* Supplied information *
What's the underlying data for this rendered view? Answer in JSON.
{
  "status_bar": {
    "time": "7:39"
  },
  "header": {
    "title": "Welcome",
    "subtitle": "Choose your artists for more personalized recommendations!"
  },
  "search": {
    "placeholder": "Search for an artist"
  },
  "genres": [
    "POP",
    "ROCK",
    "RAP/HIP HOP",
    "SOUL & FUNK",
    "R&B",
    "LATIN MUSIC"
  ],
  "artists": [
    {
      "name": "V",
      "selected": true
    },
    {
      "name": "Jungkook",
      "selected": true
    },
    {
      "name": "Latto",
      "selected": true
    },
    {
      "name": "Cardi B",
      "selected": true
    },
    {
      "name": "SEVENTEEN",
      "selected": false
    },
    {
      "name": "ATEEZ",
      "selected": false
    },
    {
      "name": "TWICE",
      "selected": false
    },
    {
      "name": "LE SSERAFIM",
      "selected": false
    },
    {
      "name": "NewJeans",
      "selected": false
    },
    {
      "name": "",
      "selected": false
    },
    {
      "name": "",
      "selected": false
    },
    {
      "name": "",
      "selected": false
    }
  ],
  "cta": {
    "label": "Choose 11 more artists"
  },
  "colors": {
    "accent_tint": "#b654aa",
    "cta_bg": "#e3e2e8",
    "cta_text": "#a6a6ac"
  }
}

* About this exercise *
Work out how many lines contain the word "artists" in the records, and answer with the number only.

* Reply *
3